**YOUR OBJECTIVE**
If a line holds the word "JSON", copy it from the entries.

**DATA TO USE**
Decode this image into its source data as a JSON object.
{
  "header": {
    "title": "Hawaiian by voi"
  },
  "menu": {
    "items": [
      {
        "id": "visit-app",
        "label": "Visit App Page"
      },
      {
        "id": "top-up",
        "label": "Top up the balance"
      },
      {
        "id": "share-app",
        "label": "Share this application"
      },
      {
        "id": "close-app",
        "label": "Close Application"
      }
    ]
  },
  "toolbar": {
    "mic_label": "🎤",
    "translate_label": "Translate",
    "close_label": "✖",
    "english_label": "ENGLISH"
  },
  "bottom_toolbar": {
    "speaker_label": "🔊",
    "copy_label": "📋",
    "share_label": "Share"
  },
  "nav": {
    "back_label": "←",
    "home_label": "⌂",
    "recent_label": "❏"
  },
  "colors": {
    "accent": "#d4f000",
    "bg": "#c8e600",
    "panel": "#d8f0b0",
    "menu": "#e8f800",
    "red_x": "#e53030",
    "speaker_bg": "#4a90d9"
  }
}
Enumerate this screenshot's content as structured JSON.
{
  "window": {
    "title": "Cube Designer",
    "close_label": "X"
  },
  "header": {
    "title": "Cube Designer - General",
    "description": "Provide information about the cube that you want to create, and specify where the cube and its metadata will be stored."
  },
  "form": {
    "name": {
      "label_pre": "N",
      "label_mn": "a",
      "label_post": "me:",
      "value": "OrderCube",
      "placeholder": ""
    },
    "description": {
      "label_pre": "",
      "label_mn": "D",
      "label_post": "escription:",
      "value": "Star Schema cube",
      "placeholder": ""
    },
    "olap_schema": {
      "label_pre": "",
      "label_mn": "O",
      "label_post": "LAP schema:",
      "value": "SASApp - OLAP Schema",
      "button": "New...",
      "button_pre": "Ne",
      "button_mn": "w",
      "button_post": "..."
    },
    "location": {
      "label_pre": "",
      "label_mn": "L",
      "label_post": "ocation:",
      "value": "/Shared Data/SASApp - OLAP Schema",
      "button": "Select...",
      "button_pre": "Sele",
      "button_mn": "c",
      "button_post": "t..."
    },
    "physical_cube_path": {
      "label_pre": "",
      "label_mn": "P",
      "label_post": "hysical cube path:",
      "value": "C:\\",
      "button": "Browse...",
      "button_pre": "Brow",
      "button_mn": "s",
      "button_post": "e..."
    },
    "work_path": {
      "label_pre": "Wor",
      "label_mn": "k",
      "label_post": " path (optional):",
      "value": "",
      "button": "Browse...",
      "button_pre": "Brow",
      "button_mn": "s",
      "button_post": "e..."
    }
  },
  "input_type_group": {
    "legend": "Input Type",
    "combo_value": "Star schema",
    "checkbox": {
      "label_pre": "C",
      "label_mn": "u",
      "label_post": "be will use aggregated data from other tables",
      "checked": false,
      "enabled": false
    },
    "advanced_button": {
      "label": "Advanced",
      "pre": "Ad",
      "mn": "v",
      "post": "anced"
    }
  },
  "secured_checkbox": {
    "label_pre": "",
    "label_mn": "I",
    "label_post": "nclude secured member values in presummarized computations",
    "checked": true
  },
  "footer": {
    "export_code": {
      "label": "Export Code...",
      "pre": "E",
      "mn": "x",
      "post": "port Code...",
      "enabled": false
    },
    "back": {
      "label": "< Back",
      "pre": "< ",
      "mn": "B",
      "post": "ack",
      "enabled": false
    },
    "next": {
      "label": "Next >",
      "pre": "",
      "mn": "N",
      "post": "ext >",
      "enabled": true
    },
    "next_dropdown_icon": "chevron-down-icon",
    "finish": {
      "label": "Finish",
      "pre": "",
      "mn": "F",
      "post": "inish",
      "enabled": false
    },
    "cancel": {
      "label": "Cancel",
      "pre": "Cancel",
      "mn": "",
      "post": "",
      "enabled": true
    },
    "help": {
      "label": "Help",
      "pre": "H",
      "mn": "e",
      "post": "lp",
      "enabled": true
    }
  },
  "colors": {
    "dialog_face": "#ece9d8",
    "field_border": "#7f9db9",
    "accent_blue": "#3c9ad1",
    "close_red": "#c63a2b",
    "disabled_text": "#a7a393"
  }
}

**RESULT FOR THIS EXERCISE**
Decode this image into its source data as a JSON object.
Enumerate this screenshot's content as structured JSON.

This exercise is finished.